Teams going into the hill in nepal and there are teams supporting them. These teams are finding data about the villages but there are rebls up in the hills that might attack the NGOs.
Responders are at risk.
When you talk about Data and ethics you are talking about risk.
If you are taking data you have to worry about the
- people reporting their data
- reporting sources (eg voting monitors)
Humanitarian community working on coordination using the "3 Ws"
NGO are getting attacked if their data falls into the wrong hands.
Question: When you are talking about collecting data are you talking about it being on the machines? In the field.
Katmandoo club collecting information doing mapping.
people in remote locations are sending SMS and data information.
I am here, I have this problem, this is what's around me.
The club is taking this information, categorizing it, and putting it on a map. Once an hour the Nepaliese army shows up and takes a list of needs.
Problem: people around the world are collecting information but some times that information doesn't reach the people running the "last mile".
Paper is often better. Technology can make you a target, it can fail, etc.
How do you trust people? What if technology gets stolen?
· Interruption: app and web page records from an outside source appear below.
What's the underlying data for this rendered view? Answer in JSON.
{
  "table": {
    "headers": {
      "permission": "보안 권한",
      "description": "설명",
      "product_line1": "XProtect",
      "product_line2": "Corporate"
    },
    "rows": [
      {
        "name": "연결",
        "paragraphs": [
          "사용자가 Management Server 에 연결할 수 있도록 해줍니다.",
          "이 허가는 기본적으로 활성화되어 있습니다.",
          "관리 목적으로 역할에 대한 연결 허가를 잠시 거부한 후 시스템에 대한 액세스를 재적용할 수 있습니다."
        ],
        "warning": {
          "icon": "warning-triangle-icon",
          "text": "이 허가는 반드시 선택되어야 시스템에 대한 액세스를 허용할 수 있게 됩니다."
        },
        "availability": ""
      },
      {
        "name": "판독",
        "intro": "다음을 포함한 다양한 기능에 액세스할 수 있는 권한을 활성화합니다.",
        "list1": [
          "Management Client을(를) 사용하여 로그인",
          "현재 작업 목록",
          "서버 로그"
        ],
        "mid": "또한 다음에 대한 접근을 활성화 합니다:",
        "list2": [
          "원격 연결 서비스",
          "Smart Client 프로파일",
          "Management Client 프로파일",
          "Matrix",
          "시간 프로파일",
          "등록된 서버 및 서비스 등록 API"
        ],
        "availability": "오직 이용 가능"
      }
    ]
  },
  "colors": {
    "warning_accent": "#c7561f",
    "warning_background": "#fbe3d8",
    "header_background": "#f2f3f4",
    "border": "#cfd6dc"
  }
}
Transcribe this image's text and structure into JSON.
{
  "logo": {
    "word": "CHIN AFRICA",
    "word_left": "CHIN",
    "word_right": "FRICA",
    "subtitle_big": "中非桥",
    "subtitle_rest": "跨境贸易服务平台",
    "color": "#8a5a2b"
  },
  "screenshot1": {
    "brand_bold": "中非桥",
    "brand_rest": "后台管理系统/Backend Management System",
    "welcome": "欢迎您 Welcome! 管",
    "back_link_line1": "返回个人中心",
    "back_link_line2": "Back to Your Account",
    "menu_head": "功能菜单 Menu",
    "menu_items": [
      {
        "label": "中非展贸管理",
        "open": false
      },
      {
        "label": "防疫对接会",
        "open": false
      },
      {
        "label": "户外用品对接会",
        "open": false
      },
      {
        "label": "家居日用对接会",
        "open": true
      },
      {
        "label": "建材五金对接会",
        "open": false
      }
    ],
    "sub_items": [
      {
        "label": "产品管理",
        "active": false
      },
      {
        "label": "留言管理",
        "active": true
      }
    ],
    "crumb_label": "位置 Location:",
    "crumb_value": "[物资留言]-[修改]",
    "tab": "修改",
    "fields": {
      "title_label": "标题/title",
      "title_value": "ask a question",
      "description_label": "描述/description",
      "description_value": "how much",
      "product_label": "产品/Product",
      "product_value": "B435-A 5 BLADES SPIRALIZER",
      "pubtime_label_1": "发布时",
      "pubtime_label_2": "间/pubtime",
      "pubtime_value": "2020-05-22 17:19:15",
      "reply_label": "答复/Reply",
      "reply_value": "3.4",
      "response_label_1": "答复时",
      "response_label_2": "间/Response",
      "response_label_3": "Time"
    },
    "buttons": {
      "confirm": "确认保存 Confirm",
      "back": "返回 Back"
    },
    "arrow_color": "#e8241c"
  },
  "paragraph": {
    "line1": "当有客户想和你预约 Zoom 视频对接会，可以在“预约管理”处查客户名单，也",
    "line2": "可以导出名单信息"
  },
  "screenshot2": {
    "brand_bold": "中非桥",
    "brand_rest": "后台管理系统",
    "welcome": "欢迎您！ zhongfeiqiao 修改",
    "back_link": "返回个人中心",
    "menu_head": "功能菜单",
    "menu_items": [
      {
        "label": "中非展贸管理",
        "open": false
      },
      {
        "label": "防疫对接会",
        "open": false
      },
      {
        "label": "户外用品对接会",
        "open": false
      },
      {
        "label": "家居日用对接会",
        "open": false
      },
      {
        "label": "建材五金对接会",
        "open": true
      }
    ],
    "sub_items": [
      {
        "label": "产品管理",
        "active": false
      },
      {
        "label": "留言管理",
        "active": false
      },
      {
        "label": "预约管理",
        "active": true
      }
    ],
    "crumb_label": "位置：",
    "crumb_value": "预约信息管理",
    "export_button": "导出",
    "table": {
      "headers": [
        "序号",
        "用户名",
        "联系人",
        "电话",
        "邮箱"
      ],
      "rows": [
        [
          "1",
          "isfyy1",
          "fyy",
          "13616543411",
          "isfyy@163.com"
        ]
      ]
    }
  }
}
What if bad actors inject false information?
How are maps prioritized?
there are 2 things going on. People are saying what their needs are and you know the 3 Ws of the relief organizations and coordination.
Hurricane Katrina prompted the development of tools used in Sandy, etc. Lessons learned have lead the US to be pretty good at relief.
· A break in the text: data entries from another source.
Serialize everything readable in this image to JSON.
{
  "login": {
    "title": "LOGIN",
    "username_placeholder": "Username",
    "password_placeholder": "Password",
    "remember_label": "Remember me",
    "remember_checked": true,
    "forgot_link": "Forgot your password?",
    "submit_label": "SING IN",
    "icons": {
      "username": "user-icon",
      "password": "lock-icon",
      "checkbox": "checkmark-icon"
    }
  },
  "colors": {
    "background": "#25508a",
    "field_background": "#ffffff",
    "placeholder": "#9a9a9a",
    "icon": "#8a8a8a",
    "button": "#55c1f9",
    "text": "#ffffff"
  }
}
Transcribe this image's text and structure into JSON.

Coordinating and standardizing
There can be a pain point between NGOs and Government. NGOs can push in, disrupt food and other areas, then bugger off.
Data is power, they don't want to share that power. It's also about sovereignty.
sometimes you can build protection into the data set. In order to get clean good data set you need to coordinate with many people and the social level filters bad actors.
Anything data you send out one must do risk analysis of data. Will this data get me or someone else hurt? Local knowledge is so very important.
The nature of disaster is that local capacity is overwhelmed. There needs to be systems in place to enable those local systems rather than coming in and taking over.
- earth quake happens
- News moves
- NGO: sending crews
- Government: firing up the helecopters
- Mappers: start a map, then coordinate into one map
- Philippians has disaster hashtags already set up.
- Local people are the first to respond
Resilience is so important
Humanitarian Data Exchange (HDX) - CKan instance
search: UN OCHA HDX
Sudden Onset Disasters & Slow burn disaster
HXL data standards schema
Tableau software that takes in spreadsheets to visualize data
What are the biggest bottle necks?
- Rolodex of local connection curated by locals
- Accreditation of local NGOs, networks of trust